The prone position is used for spinal cord, occipital lobe, craniosynostosis, and posterior fossa procedures. The prone position has also been referred to, aptly, as the Concorde position because, for cervical spine and posterior fossa procedures, the final position usually entails neck flexion, reverse Trendelenburg positioning, and elevation of the legs, usually with pillows. This orientation serves to bring the surgical field to a horizontal position.
Before turning the patient to the prone position, the anesthesiologist should ensure that the intravenous catheter and endotracheal tube are secure and that appropriate personnel are available to prevent injury during the turn. The anesthesiologist should have a plan for detaching and reattaching monitors in an orderly manner to prevent an excessive monitoring “window.” Awake tracheal intubation and prone positioning can be employed in patients with an unstable cervical spine in whom an unchanged neurologic status should be confirmed before induction of anesthesia in the final surgical position. It is also occasionally performed in very obese patients.

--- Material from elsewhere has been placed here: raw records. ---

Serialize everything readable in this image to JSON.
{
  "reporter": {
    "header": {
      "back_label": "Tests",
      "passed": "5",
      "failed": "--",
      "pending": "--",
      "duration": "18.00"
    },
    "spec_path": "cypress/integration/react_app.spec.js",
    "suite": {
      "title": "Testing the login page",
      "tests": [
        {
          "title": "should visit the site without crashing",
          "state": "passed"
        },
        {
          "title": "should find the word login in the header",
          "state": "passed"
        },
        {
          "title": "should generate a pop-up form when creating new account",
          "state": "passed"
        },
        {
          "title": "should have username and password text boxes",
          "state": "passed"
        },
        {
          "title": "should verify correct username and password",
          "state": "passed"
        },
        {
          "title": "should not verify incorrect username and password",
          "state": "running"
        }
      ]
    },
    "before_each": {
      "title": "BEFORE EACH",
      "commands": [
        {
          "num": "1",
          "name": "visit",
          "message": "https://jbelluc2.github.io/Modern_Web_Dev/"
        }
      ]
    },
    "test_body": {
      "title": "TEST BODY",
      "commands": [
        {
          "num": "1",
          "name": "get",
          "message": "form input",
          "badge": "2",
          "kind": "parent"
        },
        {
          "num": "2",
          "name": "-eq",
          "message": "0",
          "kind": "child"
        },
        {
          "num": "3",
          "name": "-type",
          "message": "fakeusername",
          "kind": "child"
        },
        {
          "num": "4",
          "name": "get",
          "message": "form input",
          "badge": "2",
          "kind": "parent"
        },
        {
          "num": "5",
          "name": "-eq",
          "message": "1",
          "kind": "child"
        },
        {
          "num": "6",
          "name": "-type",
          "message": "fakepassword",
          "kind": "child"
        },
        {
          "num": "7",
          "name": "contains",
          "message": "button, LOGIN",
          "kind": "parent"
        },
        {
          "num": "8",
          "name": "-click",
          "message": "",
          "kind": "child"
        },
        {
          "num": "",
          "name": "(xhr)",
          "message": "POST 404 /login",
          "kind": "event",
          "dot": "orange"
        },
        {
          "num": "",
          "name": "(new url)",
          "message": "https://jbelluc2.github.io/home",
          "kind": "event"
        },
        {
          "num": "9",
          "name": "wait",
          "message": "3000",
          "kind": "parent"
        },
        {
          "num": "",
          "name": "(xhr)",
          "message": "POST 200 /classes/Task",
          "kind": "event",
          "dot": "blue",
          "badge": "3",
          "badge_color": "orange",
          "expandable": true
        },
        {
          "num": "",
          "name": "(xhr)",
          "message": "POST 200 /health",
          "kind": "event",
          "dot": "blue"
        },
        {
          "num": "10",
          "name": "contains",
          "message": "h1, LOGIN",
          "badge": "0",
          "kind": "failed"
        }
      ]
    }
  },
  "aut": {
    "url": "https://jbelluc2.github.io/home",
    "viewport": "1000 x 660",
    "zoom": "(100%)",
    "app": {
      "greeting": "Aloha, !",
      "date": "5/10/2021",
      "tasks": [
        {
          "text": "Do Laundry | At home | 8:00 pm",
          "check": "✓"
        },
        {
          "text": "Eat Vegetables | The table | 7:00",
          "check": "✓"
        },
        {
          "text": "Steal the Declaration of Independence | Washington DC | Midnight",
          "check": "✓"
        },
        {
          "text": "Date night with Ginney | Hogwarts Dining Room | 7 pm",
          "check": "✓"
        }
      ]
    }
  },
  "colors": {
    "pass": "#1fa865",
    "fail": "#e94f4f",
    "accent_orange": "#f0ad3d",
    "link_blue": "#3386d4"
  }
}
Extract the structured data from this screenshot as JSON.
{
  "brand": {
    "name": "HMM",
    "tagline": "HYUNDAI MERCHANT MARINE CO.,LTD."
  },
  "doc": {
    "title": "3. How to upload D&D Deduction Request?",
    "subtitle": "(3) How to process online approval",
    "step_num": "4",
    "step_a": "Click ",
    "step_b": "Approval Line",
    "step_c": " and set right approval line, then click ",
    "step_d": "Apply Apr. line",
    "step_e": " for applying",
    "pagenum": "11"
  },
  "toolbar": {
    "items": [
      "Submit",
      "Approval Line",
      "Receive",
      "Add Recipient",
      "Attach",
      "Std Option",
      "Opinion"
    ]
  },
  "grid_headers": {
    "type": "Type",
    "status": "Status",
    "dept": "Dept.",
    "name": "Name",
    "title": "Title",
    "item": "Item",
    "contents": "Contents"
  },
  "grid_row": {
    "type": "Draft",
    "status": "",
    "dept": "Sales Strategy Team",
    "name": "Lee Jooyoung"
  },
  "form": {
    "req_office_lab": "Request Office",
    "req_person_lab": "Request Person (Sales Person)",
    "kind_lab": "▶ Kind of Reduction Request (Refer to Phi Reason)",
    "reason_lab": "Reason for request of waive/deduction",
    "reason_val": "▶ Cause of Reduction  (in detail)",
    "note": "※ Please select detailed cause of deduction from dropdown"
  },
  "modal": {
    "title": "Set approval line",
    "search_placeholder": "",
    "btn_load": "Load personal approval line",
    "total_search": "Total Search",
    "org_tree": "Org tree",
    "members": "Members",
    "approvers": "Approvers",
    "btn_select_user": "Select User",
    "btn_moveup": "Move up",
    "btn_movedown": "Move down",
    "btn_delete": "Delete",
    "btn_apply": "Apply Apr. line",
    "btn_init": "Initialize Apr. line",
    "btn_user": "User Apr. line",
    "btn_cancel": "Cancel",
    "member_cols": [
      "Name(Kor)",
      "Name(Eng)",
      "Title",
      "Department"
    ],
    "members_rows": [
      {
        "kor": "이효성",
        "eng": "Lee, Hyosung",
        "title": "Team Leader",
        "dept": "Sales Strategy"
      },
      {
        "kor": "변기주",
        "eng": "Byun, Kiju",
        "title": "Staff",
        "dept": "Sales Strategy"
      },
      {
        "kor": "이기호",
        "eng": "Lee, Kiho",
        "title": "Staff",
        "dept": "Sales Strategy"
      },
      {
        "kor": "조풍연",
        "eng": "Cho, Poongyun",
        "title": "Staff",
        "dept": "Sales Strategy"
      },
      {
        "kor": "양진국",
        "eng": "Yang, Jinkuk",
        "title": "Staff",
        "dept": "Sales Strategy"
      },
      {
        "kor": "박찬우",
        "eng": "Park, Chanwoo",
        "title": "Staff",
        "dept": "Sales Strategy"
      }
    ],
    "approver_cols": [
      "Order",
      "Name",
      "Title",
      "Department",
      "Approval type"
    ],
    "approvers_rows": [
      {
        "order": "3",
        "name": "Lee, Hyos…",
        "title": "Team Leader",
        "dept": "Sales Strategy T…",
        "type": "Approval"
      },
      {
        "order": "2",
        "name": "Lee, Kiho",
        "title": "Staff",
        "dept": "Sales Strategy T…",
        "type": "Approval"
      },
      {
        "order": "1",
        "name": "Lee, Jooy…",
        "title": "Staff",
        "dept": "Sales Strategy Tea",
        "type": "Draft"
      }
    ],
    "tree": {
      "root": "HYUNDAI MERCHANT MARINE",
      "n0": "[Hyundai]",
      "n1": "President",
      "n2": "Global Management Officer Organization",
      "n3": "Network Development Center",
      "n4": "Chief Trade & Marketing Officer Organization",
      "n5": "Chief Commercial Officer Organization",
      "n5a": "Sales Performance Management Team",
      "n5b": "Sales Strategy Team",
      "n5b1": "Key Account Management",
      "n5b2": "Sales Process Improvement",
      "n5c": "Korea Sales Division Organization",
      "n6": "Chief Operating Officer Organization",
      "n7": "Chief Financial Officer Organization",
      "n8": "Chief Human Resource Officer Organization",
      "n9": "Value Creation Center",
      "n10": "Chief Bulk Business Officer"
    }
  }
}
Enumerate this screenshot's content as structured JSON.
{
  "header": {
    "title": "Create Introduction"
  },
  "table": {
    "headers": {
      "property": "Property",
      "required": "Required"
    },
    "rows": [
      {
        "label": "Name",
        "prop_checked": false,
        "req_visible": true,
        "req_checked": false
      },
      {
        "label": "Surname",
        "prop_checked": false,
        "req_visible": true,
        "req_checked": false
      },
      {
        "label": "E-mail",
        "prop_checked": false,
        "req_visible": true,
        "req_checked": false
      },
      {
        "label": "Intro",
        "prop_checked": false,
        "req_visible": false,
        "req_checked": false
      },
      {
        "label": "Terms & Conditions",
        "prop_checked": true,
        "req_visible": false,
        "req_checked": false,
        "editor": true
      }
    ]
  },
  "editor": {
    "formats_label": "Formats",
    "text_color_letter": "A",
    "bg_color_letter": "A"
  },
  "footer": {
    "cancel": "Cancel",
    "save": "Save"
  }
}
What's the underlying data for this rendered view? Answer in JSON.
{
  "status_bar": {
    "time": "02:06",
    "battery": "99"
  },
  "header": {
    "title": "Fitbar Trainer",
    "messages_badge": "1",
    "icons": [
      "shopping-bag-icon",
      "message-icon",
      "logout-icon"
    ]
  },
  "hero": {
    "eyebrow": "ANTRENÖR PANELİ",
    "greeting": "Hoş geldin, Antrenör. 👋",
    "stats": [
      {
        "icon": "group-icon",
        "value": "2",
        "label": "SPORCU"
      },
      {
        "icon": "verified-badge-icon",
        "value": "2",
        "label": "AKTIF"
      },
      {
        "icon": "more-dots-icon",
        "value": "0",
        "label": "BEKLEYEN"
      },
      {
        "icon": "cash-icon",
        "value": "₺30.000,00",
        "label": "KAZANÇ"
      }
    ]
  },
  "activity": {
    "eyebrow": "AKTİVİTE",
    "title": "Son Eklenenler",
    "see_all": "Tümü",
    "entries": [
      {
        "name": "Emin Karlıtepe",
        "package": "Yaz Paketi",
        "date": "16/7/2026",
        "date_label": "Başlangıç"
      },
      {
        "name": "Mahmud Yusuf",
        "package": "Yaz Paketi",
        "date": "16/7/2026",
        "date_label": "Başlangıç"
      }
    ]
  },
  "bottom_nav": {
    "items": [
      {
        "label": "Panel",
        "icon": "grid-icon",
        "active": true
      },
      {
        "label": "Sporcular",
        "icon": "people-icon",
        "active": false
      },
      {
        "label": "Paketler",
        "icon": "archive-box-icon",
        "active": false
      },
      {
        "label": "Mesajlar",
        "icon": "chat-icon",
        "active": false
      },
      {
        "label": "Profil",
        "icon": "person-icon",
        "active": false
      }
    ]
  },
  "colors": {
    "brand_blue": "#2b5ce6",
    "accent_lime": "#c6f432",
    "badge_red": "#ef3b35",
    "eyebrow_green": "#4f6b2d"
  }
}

The head can be positioned in a pin head holder (applied before the turn), a horseshoe headrest, or a disposable foam headrest. Complications of the prone position to which there must be constant attention are retinal ischemia and blindness from orbital compression. This problem may be compounded by low arterial pressure, low hematocrit level, and poor cerebral venous drainage. 56 It must be intermittently ascertained, such as every 15 minutes and after any surgery-related head/neck movement, that pressure has not come to bear on the eye. Various degrees of pressure necrosis of the forehead and maxillae can also occur, especially during prolonged spinal procedures. Other pressure points to be checked include the axillae, breasts, iliac crests, femoral canals, genitalia, knees, and heels. An antisialogogue, such as glycopyrrolate, may help to reduce loosening of tape used to secure the endotracheal tube.
An objective during prone positioning, especially for lumbar spine surgery, is the avoidance of inferior vena caval compression. Impairment of vena caval return diverts blood to the epidural plexus and increases the potential for bleeding during laminectomy. This avoidance is an objective of all the spinal surgery frames and is accomplished very effectively by both the Relton-Hall and the Andrews variants. This does, however, introduce a risk of air embolism, 57 although clinical occurrences have been very infrequent.
There should be attention to preventing injury to the patient‘s tongue in the prone position. With both cervical and posterior fossa procedures, it is frequently necessary to flex the patient‘s neck substantially to facilitate surgical access. This reduces the anteroposterior dimension of the hypopharynx, and compression ischemia of the base of the tongue (as well as the soft palate and posterior wall of the pharynx) can occur in the presence of foreign bodies (endotracheal tube, esophageal stethoscope, oral airway). The consequence is “macroglossia” and unexpected postextubation airway obstruction. Accordingly, unnecessary paraphernalia in the pharynx should be avoided. Omitting the oral airway entirely is unwise because the tongue may then protrude between and be trapped by the teeth as progressive swelling of facial structures occurs during a prolonged procedure with the patient in the prone position. A bite block akin to those used with laryngeal masks prevents this problem without adding bulk to the hypopharynx.
Factors contributing to spinal cord infarction occurring in surgery performed in the prone position 1).